Because experts generally recognize just how much they don't know, they tend to underestimate their ability; or answer questions in a way that sounds reticent. There is recognition of dependencies, unknowns, or change of circumstances, and even subtle unknown emergent situations can radically change the results. On the other hand, people of a lower level of competency, often overestimate their competency, not having the same range of experiences from which to draw. It is easy to be over-confident when you are not aware of these factors that are often not readily observable or when insufficient experience precludes asking probing questions.
Thus, is the case of Dunning-Kruger. The more one knows and experiences, the more one knows there are things one does not know, and the rules may not be so hard and fast. Those of lower cognitive ability often overestimate their level of competence with the subject matter, and can outwardly appear to be quite confident and knowledgeable. In projects, we may make our plans based upon answers from the confident team members, that are not sufficiently competent, and find accepting the guidance from those that are reluctant to state with some surety difficult.
In our haste to move a project quickly, we take actions based upon things we think we know. Some of that will be based upon facts, and much more of that will be based upon perceptions that are influenced by these cognitive biases. Projects can be impacted by these biases in any of the project phases (for example, initiating, execution, and monitoring). The only way to avoid the negative impacts of these biases is to be aware of these potentialities and take appropriate actions to prevent them.

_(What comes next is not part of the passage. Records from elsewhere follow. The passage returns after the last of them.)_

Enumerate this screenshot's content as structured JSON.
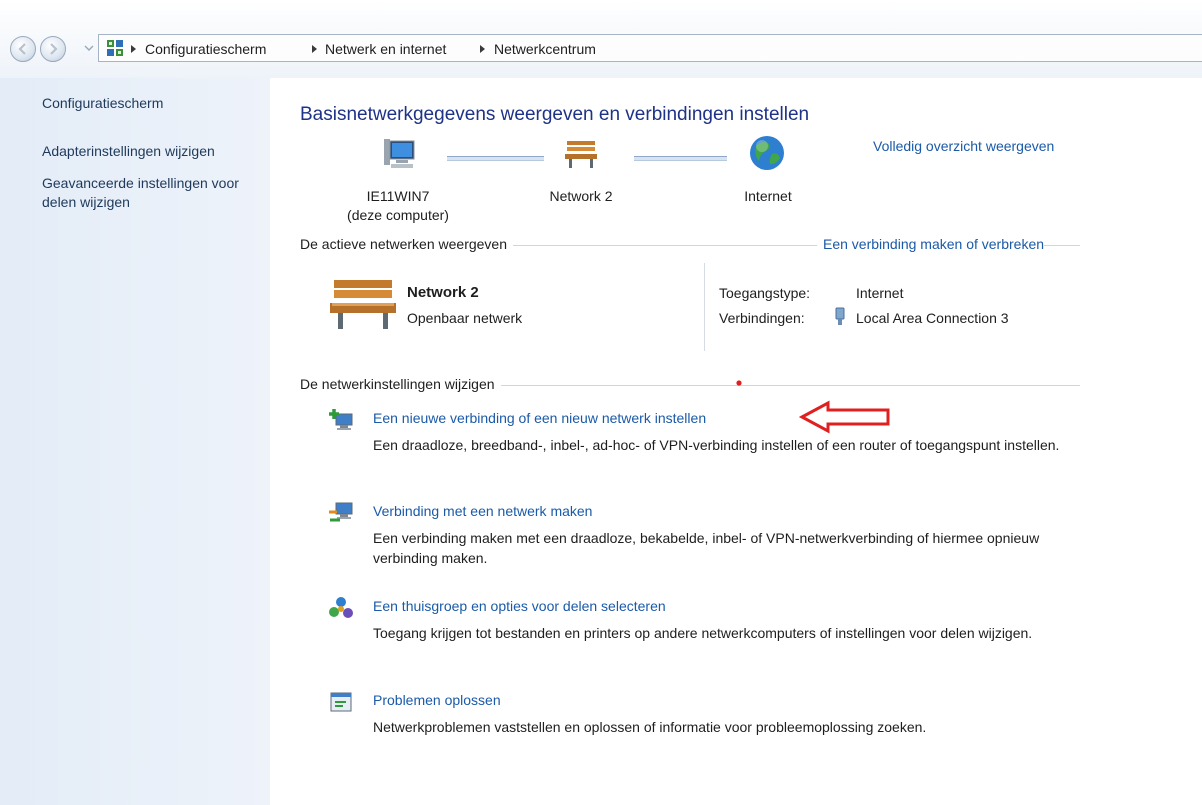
{
  "breadcrumb": {
    "items": [
      "Configuratiescherm",
      "Netwerk en internet",
      "Netwerkcentrum"
    ]
  },
  "sidebar": {
    "items": [
      {
        "label": "Configuratiescherm"
      },
      {
        "label": "Adapterinstellingen wijzigen"
      },
      {
        "label": "Geavanceerde instellingen voor delen wijzigen"
      }
    ]
  },
  "main": {
    "title": "Basisnetwerkgegevens weergeven en verbindingen instellen",
    "full_map_link": "Volledig overzicht weergeven",
    "map": {
      "computer_name": "IE11WIN7",
      "computer_sub": "(deze computer)",
      "network": "Network  2",
      "internet": "Internet"
    },
    "active_section": {
      "header": "De actieve netwerken weergeven",
      "link": "Een verbinding maken of verbreken",
      "network_name": "Network  2",
      "network_type": "Openbaar netwerk",
      "access_type_label": "Toegangstype:",
      "access_type_value": "Internet",
      "connections_label": "Verbindingen:",
      "connections_value": "Local Area Connection 3"
    },
    "settings_section": {
      "header": "De netwerkinstellingen wijzigen",
      "tasks": [
        {
          "link": "Een nieuwe verbinding of een nieuw netwerk instellen",
          "desc": "Een draadloze, breedband-, inbel-, ad-hoc- of VPN-verbinding instellen of een router of toegangspunt instellen.",
          "icon": "new-connection-icon"
        },
        {
          "link": "Verbinding met een netwerk maken",
          "desc": "Een verbinding maken met een draadloze, bekabelde, inbel- of VPN-netwerkverbinding of hiermee opnieuw verbinding maken.",
          "icon": "connect-network-icon"
        },
        {
          "link": "Een thuisgroep en opties voor delen selecteren",
          "desc": "Toegang krijgen tot bestanden en printers op andere netwerkcomputers of instellingen voor delen wijzigen.",
          "icon": "homegroup-icon"
        },
        {
          "link": "Problemen oplossen",
          "desc": "Netwerkproblemen vaststellen en oplossen of informatie voor probleemoplossing zoeken.",
          "icon": "troubleshoot-icon"
        }
      ]
    }
  },
  "colors": {
    "link": "#1a5aa8",
    "title": "#1e3287",
    "annotation_arrow": "#e02020"
  }
}
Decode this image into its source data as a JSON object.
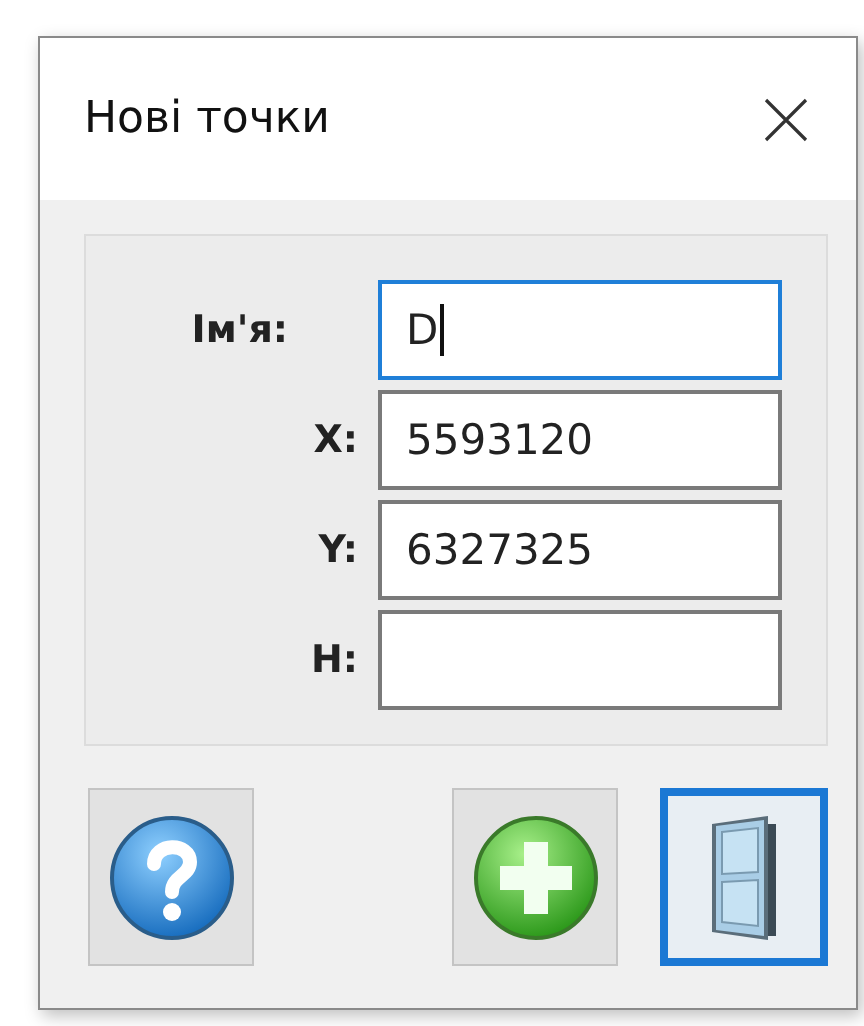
{
  "window": {
    "title": "Нові точки"
  },
  "fields": [
    {
      "label": "Ім'я:",
      "value": "D",
      "focused": true
    },
    {
      "label": "X:",
      "value": "5593120",
      "focused": false
    },
    {
      "label": "Y:",
      "value": "6327325",
      "focused": false
    },
    {
      "label": "H:",
      "focused": false
    }
  ],
  "buttons": [
    {
      "kind": "help",
      "focused": false
    },
    {
      "kind": "add",
      "focused": false
    },
    {
      "kind": "exit",
      "focused": true
    }
  ]
}
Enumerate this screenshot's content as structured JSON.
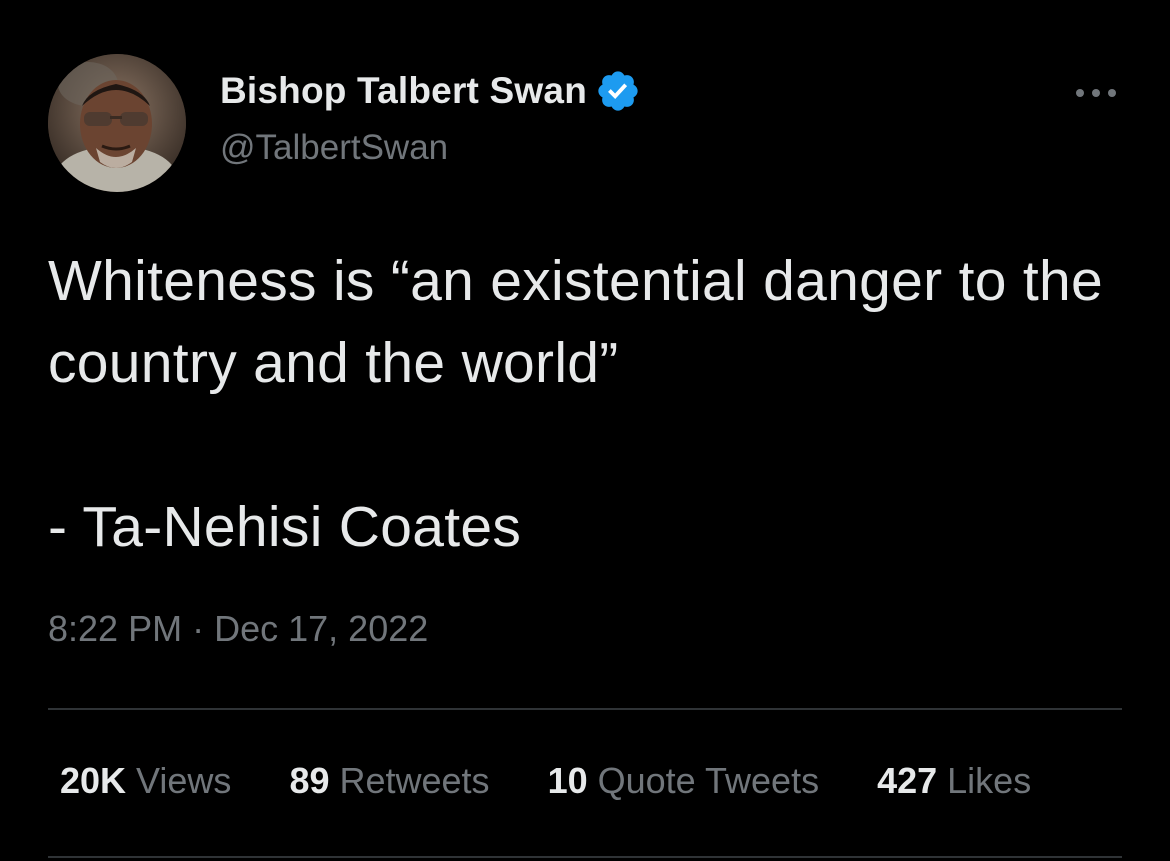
{
  "author": {
    "display_name": "Bishop Talbert Swan",
    "handle": "@TalbertSwan",
    "verified_icon": "verified-badge-icon",
    "verified_color": "#1d9bf0"
  },
  "tweet": {
    "text": "Whiteness is “an existential danger to the country and the world”\n\n- Ta-Nehisi Coates",
    "time": "8:22 PM",
    "separator": "·",
    "date": "Dec 17, 2022"
  },
  "stats": {
    "views": {
      "count": "20K",
      "label": "Views"
    },
    "retweets": {
      "count": "89",
      "label": "Retweets"
    },
    "quote_tweets": {
      "count": "10",
      "label": "Quote Tweets"
    },
    "likes": {
      "count": "427",
      "label": "Likes"
    }
  },
  "icons": {
    "more": "more-horizontal-icon",
    "avatar": "avatar"
  },
  "colors": {
    "background": "#000000",
    "text_primary": "#e7e9ea",
    "text_secondary": "#71767b",
    "divider": "#2f3336"
  }
}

 Vinney, C. (n.d.). How Cognitive Biases Increase Efficiency (And Lead to Errors). Retrieved October 07, 2020, from https://www.thoughtco.com/cognitive-bias-definition-examples-4177684